§ **Task item**
Provide the number of lines in the entries below containing "content", with no further words.

§ **Data listing**
################

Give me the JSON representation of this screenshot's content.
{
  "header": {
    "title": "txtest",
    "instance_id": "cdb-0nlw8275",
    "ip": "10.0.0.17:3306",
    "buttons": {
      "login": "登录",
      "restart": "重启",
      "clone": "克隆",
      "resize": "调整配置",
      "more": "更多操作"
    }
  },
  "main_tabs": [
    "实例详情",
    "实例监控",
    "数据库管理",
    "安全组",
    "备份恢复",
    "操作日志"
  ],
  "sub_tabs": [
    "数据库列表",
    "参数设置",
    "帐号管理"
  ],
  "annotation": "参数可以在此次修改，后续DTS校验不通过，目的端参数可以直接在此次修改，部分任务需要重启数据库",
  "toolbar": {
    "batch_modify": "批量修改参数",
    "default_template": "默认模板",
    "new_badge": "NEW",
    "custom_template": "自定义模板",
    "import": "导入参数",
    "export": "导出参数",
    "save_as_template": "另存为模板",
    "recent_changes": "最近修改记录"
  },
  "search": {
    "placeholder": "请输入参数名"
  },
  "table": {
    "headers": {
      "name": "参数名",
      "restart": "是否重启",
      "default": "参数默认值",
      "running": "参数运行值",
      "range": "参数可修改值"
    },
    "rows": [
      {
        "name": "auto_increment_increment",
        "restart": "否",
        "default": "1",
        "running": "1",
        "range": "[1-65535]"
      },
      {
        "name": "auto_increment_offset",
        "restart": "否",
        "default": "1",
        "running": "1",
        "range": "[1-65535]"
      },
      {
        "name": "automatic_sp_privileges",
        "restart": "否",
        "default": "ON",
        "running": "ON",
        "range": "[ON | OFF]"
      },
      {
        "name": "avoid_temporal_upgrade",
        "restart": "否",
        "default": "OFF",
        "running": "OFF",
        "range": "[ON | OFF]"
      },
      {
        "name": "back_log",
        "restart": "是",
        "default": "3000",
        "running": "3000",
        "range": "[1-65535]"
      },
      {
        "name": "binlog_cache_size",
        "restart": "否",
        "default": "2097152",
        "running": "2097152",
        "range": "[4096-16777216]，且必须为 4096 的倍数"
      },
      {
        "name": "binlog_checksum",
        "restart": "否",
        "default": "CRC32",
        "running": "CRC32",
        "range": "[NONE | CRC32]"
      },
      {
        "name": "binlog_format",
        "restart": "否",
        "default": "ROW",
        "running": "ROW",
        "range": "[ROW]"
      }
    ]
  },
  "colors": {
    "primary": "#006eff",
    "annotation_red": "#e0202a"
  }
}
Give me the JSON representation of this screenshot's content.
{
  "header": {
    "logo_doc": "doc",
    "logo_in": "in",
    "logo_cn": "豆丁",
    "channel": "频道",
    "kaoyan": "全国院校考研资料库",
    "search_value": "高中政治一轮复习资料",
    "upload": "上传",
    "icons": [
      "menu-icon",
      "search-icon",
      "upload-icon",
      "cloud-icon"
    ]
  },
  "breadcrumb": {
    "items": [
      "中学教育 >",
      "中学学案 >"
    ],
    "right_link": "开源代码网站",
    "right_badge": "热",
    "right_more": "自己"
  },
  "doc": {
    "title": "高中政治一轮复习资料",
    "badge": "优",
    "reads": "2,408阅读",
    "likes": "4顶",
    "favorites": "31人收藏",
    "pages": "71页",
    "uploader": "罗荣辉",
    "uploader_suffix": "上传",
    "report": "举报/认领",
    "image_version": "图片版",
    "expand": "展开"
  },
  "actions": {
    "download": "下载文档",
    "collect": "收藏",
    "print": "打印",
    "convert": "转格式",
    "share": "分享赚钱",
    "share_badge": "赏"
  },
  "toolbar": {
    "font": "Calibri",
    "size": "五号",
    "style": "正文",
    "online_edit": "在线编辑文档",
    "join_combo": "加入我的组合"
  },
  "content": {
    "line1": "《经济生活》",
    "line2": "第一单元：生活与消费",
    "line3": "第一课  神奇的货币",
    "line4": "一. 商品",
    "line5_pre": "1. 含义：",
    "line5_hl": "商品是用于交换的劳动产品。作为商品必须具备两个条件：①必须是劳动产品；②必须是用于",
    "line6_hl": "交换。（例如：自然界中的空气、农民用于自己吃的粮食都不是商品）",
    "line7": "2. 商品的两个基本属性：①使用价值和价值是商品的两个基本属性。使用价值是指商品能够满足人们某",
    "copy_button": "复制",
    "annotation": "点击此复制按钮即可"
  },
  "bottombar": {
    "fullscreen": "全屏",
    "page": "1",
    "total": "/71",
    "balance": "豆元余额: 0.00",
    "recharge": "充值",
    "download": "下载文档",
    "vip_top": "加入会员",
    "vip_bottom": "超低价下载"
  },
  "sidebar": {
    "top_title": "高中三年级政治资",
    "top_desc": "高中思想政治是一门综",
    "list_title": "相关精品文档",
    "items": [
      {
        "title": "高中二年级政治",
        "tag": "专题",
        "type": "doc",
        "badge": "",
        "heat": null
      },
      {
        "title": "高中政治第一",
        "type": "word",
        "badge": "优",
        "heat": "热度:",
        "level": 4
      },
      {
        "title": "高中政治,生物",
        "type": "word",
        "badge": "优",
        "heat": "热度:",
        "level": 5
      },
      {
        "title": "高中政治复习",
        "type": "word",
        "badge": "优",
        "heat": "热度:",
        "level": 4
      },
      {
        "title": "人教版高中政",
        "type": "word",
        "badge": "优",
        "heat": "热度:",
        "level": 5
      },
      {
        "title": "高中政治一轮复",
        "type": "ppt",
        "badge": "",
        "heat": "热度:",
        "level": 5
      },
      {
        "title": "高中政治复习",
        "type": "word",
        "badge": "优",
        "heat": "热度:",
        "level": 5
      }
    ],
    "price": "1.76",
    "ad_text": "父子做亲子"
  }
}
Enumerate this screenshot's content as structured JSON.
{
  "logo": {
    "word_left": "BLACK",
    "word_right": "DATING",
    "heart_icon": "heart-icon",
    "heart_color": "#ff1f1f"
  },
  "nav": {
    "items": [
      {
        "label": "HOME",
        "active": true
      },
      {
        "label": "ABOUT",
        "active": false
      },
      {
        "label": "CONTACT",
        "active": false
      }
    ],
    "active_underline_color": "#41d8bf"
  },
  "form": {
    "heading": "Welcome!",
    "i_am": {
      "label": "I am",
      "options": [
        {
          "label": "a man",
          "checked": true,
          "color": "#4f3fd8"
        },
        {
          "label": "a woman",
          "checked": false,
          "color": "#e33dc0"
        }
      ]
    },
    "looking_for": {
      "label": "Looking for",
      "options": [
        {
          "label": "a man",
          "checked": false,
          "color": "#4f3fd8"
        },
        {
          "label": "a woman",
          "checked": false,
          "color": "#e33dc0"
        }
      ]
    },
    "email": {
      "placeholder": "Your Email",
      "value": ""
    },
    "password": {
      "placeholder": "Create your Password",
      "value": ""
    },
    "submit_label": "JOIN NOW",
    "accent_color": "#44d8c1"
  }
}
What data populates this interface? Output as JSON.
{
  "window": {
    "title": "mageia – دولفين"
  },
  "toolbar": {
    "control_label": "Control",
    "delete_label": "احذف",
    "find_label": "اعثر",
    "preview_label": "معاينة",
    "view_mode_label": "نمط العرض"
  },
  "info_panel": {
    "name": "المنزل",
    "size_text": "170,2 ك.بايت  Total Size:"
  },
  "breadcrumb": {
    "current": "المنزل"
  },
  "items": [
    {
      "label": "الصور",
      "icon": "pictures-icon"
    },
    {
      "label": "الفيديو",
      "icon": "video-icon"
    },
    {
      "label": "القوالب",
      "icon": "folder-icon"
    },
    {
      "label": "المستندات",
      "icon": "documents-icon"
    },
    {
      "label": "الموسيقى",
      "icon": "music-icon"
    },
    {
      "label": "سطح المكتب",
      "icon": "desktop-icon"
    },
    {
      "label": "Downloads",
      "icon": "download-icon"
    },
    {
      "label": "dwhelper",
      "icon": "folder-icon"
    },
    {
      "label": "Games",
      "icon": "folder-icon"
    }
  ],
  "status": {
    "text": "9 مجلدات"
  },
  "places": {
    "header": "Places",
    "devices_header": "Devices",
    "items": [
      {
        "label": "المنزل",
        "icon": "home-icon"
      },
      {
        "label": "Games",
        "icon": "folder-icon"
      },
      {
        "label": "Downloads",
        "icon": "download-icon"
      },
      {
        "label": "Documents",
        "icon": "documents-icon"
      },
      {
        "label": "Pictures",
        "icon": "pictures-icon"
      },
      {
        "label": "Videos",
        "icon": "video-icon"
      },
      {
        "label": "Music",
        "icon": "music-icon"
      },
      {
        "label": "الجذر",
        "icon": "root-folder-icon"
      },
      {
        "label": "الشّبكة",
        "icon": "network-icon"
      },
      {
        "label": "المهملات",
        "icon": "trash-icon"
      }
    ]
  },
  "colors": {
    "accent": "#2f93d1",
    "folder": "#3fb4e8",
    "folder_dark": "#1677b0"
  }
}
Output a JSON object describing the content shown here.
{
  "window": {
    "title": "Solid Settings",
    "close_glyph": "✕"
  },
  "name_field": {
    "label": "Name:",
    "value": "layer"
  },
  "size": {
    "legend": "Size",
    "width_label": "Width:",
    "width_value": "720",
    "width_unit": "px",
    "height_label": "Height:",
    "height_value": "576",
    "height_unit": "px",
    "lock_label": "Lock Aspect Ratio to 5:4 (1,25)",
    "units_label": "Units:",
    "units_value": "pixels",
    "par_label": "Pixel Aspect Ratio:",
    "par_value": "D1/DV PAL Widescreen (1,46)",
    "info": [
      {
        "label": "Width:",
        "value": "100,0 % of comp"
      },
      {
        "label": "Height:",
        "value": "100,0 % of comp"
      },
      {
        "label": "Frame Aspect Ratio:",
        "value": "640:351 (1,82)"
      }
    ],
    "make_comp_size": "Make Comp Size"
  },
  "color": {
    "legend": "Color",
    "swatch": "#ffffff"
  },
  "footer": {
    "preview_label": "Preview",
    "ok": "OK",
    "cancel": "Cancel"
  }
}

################

§ **Result of this task**
5